--- Data excerpts Enclosed Below ---

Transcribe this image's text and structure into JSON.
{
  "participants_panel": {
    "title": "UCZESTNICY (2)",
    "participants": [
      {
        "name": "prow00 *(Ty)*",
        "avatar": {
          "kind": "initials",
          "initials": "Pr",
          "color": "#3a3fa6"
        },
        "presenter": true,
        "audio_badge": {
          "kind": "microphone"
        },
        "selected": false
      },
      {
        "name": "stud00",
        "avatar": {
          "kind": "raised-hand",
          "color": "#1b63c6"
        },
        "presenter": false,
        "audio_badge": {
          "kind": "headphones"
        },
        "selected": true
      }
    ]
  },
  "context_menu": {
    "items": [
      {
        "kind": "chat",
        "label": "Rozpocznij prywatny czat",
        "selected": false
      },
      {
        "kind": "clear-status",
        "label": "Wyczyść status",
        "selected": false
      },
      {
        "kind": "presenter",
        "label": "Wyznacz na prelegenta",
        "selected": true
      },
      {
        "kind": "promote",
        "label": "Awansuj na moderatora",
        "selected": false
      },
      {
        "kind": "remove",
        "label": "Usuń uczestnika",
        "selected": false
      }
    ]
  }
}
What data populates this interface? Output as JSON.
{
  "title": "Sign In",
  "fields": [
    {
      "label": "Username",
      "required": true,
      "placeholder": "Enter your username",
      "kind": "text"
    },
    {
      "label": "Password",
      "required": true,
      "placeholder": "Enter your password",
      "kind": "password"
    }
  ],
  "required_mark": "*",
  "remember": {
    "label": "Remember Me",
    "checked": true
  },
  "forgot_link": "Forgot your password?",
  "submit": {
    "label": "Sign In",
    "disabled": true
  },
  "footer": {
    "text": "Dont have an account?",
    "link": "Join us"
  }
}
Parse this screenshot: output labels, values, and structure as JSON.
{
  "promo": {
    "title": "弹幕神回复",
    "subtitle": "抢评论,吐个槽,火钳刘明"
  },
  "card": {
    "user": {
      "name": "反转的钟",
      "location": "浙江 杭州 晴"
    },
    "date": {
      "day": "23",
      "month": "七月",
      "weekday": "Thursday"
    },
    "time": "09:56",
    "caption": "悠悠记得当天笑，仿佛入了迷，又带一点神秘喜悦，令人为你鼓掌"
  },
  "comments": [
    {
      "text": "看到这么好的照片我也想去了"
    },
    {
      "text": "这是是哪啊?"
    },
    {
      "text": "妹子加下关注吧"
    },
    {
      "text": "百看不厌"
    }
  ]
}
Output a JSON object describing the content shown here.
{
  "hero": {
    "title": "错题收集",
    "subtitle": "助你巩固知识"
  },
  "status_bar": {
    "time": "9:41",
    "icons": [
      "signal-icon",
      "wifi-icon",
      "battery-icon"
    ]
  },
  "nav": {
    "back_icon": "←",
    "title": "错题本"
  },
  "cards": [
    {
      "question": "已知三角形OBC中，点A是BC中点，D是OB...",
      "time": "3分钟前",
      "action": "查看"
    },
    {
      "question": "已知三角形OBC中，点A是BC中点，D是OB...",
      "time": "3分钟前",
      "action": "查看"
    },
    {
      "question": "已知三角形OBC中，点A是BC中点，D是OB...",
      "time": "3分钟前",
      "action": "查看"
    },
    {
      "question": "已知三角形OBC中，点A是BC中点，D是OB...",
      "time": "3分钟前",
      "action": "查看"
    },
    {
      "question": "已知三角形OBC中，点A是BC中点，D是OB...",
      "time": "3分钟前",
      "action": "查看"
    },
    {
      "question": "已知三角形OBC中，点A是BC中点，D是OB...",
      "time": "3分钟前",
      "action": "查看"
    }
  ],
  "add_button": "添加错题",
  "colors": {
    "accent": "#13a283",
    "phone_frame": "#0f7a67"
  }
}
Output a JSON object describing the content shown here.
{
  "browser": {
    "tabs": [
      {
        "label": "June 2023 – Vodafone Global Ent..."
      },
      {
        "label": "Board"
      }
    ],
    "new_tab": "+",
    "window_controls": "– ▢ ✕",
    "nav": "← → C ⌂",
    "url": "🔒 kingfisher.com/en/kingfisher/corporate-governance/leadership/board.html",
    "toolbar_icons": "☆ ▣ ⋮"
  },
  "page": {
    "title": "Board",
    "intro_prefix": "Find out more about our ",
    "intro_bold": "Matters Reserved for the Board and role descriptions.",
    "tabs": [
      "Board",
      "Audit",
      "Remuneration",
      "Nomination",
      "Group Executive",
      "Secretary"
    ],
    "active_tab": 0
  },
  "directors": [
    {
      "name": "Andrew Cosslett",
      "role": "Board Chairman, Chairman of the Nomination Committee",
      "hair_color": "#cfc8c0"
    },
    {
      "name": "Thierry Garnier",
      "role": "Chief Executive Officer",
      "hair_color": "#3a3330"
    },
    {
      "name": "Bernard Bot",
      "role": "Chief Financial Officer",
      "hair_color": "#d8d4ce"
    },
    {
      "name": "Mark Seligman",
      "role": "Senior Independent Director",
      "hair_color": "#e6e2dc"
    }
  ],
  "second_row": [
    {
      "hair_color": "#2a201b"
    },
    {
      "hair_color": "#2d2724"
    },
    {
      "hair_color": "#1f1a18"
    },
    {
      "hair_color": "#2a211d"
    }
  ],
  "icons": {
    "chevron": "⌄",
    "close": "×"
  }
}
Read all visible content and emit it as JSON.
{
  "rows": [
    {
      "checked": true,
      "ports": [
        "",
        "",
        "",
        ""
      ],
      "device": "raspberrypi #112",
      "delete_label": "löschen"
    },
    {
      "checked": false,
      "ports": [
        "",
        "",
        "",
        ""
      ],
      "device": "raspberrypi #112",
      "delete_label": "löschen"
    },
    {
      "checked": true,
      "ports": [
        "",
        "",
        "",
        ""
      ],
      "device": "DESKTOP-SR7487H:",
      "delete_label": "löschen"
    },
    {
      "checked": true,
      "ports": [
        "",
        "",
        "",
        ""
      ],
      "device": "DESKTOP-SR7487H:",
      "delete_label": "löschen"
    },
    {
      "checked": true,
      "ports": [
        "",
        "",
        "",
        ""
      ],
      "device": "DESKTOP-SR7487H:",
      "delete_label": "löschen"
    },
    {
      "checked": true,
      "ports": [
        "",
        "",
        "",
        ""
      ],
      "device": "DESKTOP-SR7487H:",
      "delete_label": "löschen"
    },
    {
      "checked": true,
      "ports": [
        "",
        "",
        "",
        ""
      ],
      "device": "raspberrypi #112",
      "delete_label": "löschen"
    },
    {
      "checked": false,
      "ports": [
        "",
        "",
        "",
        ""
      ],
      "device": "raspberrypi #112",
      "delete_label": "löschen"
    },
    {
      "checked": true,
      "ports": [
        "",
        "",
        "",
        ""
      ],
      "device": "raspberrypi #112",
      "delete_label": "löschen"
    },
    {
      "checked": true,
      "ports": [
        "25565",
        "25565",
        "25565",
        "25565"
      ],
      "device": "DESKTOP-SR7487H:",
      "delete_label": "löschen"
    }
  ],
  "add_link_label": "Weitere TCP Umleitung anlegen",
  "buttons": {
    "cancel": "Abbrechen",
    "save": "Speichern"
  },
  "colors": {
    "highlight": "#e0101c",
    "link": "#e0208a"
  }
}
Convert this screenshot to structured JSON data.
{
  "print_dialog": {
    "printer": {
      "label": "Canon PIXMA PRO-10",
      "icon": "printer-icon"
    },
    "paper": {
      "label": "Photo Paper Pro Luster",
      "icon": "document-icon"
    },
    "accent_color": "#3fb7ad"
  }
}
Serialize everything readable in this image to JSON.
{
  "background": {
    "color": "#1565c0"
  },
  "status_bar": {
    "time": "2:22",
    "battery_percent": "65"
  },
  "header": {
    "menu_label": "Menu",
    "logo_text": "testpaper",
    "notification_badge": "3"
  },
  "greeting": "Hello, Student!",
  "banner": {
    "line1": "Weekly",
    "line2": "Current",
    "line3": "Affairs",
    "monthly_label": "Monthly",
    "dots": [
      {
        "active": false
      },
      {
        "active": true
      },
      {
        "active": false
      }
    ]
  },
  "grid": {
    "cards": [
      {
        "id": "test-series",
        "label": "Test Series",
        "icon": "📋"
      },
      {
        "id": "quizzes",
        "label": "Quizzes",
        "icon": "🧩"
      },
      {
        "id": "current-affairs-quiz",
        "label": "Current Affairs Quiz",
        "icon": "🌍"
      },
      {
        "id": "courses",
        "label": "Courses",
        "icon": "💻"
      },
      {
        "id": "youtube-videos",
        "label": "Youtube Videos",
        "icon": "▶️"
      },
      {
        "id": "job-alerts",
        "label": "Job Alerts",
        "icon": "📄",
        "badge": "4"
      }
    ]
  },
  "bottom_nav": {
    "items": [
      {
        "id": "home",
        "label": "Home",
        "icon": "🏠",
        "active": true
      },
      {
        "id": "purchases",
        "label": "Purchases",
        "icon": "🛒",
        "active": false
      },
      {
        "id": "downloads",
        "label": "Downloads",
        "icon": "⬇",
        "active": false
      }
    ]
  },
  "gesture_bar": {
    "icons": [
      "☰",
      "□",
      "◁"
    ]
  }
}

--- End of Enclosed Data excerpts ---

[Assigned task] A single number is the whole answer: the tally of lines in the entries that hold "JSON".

[Output below] 8